The latest loopop video takes a look at the Conductive Labs NLDR, a multi-part polyphonic arpeggiator.
The NDLR was introduced at Knobcon 2017. There, we talked with Conductive Labs’ Darryl McGee, who gave us an intro to the NDLR:
NLDR (pronounced “Noodler”) from Conductive Labs is quite a sequencer, if it can be called that at all.
If I had to summarize what makes it different, whereas with a typical sequencer, you enter notes to express your ideas – with NDLR you provide the musical ideas, and it takes care of the notes for you.
By “musical ideas” I mean a key, a scale, a live or programmed chord sequences, and “motifs” – which are a combination of note interval patterns and the rhythm with which they’re played.
Of course, the biggest question is – what are the trade-offs? What are you giving up by handing over partial control of your music to NDLR?
0:00 What is NDLR?
2:15 Interface overview
6:00 Controlling Drones
7:20 Pad parameters
9:45 Motif parts
11:20 Pattern options
12:35 Editing Rhythms
15:30 Using LFOs
16:20 Mod matrix
18:40 Hardware overview

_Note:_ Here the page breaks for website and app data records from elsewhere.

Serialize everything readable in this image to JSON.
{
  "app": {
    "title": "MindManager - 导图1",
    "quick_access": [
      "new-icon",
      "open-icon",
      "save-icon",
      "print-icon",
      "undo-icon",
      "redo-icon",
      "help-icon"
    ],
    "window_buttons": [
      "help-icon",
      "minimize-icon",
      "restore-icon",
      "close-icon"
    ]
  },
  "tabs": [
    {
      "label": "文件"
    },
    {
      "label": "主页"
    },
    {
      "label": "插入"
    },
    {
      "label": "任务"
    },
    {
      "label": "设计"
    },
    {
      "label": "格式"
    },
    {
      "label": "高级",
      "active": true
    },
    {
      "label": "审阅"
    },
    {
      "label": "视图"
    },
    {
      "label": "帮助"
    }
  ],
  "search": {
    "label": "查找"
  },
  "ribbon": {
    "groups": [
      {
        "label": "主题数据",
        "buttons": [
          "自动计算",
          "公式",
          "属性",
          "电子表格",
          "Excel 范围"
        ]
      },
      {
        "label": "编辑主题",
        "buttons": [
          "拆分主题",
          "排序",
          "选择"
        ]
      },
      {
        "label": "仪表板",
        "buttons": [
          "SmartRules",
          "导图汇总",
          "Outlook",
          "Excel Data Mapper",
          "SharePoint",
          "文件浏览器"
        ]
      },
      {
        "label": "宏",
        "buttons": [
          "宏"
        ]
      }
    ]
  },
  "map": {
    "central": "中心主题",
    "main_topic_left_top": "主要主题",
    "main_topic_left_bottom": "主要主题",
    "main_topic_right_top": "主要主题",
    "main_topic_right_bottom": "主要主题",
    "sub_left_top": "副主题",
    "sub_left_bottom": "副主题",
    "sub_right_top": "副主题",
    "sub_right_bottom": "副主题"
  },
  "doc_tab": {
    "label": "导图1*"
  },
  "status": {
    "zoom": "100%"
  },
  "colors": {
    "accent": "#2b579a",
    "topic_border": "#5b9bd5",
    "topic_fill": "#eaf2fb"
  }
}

19:30 Pros and cons
Details on the NDLR are available at the Conductive Labs site.